Exercise materials Start Marker
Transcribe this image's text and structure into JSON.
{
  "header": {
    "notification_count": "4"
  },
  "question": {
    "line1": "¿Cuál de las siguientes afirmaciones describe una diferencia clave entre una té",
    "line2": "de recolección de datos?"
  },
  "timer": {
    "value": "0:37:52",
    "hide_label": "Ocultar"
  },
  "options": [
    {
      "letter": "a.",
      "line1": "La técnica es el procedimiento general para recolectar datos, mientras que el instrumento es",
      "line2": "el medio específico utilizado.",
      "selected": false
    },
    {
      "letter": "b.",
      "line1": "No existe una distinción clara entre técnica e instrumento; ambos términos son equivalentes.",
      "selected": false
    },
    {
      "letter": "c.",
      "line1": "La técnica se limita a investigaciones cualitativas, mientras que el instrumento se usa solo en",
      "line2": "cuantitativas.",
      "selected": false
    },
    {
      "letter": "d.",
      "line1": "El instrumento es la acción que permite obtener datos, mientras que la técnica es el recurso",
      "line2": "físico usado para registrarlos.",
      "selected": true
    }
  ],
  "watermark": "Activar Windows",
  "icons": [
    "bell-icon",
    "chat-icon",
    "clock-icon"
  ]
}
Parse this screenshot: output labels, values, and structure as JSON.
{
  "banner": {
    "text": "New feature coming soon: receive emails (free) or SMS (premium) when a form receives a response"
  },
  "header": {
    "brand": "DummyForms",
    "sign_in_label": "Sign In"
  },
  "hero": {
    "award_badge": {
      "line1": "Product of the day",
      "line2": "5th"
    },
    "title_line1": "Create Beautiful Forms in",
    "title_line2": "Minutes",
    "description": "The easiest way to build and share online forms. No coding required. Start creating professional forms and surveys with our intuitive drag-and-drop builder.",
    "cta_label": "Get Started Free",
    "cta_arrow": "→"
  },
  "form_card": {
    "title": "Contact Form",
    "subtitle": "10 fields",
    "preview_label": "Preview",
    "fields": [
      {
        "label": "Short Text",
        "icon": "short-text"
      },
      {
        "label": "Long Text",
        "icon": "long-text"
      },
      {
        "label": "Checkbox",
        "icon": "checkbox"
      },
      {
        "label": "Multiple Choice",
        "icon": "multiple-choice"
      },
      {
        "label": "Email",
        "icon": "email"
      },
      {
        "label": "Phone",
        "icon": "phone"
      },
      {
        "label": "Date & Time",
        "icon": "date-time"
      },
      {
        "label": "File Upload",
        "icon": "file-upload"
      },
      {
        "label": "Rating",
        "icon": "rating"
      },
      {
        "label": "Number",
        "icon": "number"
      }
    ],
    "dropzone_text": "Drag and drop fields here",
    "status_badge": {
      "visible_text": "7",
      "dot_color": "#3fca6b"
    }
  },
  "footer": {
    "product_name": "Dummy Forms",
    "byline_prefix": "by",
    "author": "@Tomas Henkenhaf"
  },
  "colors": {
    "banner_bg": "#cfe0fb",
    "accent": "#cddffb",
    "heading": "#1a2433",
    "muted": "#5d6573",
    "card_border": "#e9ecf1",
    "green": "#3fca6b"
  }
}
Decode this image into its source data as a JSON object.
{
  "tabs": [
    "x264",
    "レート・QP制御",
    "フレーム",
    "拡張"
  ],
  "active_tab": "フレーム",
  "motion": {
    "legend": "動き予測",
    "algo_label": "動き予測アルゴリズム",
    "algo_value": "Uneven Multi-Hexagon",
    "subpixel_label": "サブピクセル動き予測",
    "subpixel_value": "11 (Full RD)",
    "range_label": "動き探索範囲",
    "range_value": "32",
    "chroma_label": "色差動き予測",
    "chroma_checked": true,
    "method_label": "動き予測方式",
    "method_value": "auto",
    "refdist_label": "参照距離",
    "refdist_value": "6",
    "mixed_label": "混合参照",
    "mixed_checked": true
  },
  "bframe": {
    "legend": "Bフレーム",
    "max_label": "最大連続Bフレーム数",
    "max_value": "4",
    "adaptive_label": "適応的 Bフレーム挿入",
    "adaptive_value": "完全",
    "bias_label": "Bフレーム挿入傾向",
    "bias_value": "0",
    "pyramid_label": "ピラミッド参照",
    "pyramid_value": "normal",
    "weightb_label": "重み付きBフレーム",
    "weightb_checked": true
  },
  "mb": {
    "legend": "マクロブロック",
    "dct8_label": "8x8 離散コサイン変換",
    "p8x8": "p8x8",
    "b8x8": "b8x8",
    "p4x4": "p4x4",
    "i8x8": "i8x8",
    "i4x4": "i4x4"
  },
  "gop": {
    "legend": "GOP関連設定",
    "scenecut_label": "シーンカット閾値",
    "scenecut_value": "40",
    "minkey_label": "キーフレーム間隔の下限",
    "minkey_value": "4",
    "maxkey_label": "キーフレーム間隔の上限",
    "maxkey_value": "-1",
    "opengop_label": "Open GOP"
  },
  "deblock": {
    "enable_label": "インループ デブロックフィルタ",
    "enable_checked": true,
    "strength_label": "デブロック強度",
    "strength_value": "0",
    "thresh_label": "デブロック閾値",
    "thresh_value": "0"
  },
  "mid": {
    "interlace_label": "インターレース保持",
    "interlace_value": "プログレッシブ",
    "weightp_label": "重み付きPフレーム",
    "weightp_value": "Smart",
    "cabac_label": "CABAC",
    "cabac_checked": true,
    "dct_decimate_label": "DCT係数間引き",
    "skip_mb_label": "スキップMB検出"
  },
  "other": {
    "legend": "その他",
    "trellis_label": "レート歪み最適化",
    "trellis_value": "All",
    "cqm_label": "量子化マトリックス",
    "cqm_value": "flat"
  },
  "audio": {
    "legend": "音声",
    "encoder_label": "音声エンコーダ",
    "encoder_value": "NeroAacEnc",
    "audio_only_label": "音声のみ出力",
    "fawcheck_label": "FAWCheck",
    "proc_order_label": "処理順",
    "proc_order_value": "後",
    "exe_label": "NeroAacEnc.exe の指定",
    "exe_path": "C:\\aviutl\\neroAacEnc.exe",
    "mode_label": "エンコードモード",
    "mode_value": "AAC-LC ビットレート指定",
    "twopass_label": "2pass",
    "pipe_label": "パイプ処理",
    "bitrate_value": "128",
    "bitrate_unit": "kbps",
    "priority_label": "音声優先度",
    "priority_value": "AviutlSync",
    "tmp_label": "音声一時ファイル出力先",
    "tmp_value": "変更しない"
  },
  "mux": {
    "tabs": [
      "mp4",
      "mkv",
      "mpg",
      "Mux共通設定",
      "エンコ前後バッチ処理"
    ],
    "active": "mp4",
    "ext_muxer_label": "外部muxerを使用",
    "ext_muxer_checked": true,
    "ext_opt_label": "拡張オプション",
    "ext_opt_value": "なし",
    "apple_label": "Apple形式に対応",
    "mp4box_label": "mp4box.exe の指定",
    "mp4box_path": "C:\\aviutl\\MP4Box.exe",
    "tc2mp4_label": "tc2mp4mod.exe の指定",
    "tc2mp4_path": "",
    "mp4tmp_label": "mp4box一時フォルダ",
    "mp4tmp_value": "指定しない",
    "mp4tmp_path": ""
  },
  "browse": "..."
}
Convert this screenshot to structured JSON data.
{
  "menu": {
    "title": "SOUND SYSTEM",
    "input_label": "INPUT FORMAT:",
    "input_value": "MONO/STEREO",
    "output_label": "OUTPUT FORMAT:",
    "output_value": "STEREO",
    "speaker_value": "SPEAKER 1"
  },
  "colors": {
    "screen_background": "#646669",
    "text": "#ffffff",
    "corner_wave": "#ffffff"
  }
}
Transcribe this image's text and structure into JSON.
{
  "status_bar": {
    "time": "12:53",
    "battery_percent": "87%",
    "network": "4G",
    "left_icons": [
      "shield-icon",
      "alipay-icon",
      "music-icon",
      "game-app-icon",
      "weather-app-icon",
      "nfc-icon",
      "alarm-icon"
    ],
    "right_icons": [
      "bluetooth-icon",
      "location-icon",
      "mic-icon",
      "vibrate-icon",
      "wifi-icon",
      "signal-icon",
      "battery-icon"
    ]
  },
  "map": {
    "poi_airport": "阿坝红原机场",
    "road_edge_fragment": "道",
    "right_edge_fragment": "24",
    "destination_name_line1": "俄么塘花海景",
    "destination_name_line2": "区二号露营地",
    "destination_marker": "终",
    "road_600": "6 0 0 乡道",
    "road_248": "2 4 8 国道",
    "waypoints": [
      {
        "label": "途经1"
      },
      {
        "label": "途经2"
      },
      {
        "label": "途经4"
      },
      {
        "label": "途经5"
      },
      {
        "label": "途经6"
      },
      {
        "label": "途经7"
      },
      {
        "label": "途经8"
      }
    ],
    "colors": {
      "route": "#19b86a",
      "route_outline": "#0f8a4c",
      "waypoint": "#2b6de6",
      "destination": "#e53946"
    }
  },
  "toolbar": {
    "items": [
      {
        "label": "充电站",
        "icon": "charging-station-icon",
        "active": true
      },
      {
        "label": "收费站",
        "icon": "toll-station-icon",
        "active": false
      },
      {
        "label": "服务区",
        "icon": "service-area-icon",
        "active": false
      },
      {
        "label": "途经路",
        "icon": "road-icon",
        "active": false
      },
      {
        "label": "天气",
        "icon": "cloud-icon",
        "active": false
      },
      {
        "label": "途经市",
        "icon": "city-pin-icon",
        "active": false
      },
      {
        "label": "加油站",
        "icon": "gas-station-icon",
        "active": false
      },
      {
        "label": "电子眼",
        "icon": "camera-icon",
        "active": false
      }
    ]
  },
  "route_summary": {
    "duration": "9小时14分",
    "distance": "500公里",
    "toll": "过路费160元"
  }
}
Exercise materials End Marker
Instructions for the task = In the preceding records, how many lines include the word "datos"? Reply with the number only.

Completed task = 3